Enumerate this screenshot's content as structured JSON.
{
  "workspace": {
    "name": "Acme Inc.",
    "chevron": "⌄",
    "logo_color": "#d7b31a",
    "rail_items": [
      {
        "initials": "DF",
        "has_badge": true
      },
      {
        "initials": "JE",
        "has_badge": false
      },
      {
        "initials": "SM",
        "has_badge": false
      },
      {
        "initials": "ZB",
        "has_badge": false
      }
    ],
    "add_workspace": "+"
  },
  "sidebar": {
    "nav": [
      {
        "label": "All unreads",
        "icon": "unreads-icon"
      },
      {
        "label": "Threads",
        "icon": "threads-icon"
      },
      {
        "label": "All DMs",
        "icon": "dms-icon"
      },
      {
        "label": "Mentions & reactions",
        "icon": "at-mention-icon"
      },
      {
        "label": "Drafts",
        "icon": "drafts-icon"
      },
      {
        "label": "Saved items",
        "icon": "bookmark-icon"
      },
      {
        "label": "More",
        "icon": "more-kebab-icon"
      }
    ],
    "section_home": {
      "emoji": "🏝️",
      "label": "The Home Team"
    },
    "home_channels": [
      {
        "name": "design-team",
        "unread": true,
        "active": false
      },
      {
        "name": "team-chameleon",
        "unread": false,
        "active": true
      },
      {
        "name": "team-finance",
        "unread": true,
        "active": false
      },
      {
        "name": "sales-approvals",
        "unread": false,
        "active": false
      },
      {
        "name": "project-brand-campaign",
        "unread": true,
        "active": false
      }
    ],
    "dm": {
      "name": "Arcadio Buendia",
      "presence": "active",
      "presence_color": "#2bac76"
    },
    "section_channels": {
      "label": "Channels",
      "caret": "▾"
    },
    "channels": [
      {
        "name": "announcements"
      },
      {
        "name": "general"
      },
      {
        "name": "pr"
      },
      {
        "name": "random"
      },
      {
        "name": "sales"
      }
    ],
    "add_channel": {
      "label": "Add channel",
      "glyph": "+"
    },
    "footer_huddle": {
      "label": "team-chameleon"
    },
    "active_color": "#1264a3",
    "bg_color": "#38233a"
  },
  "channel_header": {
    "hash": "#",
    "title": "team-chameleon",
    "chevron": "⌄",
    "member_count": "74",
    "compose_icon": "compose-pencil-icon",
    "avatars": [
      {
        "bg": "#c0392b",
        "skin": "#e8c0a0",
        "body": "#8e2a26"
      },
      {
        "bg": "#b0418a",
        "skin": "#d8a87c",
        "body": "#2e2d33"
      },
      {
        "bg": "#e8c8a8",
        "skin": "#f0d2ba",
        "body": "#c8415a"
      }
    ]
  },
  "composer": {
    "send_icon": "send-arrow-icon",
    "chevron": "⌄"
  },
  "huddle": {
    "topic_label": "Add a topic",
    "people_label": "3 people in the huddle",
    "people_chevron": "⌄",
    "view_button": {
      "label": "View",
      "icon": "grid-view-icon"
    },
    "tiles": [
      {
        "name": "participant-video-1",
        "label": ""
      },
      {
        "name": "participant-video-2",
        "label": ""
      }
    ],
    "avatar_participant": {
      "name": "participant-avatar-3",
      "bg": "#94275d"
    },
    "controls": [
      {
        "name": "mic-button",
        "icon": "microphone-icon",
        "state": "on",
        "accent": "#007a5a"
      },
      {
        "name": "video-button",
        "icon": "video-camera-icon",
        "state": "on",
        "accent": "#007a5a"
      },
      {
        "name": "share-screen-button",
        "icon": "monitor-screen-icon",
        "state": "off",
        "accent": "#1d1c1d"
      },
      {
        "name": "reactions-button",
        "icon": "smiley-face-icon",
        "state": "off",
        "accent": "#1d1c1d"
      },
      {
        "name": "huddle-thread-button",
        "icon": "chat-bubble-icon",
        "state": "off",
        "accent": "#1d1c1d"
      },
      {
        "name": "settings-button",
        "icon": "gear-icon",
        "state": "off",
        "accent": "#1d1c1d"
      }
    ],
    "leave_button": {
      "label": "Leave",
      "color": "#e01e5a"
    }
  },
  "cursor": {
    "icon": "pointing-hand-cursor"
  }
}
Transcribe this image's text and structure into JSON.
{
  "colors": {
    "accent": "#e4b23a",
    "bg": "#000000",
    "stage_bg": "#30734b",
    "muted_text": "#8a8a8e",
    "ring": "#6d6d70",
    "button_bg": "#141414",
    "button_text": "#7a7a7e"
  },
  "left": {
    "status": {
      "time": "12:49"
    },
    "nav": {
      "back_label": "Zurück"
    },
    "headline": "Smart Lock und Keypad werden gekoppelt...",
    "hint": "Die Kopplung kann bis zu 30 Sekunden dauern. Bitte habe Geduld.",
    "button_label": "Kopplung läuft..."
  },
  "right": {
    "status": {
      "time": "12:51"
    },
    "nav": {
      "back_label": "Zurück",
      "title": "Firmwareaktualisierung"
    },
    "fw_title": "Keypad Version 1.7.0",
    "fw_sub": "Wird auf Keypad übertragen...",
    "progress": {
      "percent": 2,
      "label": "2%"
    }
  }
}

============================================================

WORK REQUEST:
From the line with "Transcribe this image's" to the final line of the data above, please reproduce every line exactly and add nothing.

RESULT BELOW:
Transcribe this image's text and structure into JSON.
{
  "colors": {
    "accent": "#e4b23a",
    "bg": "#000000",
    "stage_bg": "#30734b",
    "muted_text": "#8a8a8e",
    "ring": "#6d6d70",
    "button_bg": "#141414",
    "button_text": "#7a7a7e"
  },
  "left": {
    "status": {
      "time": "12:49"
    },
    "nav": {
      "back_label": "Zurück"
    },
    "headline": "Smart Lock und Keypad werden gekoppelt...",
    "hint": "Die Kopplung kann bis zu 30 Sekunden dauern. Bitte habe Geduld.",
    "button_label": "Kopplung läuft..."
  },
  "right": {
    "status": {
      "time": "12:51"
    },
    "nav": {
      "back_label": "Zurück",
      "title": "Firmwareaktualisierung"
    },
    "fw_title": "Keypad Version 1.7.0",
    "fw_sub": "Wird auf Keypad übertragen...",
    "progress": {
      "percent": 2,
      "label": "2%"
    }
  }
}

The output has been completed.